SUMMARY: We, the U.S. Fish and Wildlife Service (Service), announce the availability of new information relevant to our consideration of the status of Lepidium papilliferum (slickspot peppergrass), proposed for listing as endangered, under the Endangered Species Act of 1973, as amended (Act). We, therefore, announce the reopening of the comment period on the proposed listing and invite interested members of the public to submit comments on this new information as it applies to the status and proposed listing of L. papilliferum. Information previously submitted for this proposed listing need not be resubmitted, as all information already received regarding this proposed listing will be incorporated into the public record and fully considered in our evaluation.

NOTEWORTHY EXCERPT: We ask for comments concerning the new information contained in the analyses of Lepidium papilliferum population trends on the Orchard Training Area in southwest Idaho (Sullivan and Nations 2009), on the rangewide Habitat Integrity and Population (HIP) monitoring (Unnasch 2008), a recent analysis of L. papilliferum data collected on the Inside Desert (Owyhee Plateau) from 2000 to 2002 (Wells and Popovich 2009), and GIS analysis of Lepidium papilliferum (Stoner 2009)...  We have also specifically requested peer review of this new information and its relevance to the status of L. papilliferum from experts familiar with the species or its habitat;

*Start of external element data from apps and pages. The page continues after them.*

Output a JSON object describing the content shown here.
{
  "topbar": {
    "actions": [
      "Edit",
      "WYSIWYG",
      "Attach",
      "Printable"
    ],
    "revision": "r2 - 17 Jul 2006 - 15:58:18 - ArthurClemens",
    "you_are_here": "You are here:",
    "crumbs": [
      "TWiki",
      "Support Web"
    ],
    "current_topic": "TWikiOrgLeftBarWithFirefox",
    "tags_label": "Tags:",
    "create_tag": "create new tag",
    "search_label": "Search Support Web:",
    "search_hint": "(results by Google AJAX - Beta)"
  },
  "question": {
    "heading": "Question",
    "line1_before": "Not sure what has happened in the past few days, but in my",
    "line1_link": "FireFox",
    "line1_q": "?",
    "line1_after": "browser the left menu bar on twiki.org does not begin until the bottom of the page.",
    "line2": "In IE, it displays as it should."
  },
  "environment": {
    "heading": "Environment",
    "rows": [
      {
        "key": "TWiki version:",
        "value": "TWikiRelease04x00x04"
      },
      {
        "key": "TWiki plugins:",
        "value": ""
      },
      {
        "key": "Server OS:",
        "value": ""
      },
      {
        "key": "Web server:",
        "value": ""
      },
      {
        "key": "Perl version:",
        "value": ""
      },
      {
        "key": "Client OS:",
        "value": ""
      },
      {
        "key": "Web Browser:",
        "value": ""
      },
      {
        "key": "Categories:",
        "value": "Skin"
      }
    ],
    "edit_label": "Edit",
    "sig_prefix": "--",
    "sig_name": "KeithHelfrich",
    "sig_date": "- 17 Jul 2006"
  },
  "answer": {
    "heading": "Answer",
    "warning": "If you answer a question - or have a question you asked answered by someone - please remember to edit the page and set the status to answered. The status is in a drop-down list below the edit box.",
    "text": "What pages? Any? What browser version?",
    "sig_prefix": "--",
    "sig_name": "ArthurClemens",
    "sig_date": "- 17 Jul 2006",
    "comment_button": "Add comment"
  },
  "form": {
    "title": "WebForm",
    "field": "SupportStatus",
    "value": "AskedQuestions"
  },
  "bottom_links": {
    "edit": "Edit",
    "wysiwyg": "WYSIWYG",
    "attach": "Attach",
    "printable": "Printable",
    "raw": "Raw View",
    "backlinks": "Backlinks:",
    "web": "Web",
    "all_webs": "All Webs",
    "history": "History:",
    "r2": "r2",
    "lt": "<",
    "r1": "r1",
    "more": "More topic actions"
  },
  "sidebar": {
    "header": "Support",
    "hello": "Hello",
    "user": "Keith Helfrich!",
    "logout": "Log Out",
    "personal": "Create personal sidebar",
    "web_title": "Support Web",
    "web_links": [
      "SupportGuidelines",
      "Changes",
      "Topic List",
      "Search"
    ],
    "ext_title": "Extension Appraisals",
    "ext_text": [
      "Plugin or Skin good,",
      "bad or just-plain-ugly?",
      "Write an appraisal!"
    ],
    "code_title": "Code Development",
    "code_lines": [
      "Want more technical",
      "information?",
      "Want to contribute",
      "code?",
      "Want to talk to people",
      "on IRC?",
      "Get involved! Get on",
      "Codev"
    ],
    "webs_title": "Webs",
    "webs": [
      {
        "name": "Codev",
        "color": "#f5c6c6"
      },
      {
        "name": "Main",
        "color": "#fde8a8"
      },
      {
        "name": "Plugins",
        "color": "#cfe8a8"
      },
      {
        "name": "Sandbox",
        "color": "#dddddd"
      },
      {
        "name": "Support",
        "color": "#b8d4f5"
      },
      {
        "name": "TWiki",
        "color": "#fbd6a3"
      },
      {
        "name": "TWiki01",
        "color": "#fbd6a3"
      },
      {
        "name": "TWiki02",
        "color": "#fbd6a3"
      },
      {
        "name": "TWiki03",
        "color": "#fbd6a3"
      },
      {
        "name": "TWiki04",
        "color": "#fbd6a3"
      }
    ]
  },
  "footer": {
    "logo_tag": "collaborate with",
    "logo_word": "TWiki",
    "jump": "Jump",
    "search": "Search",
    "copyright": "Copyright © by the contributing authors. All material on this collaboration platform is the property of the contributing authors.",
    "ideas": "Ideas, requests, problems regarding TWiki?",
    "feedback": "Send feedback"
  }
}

SEE ALSO: ESA blawg postings about prior case history, clarification of court decision, andprior proposed rule in Federal Register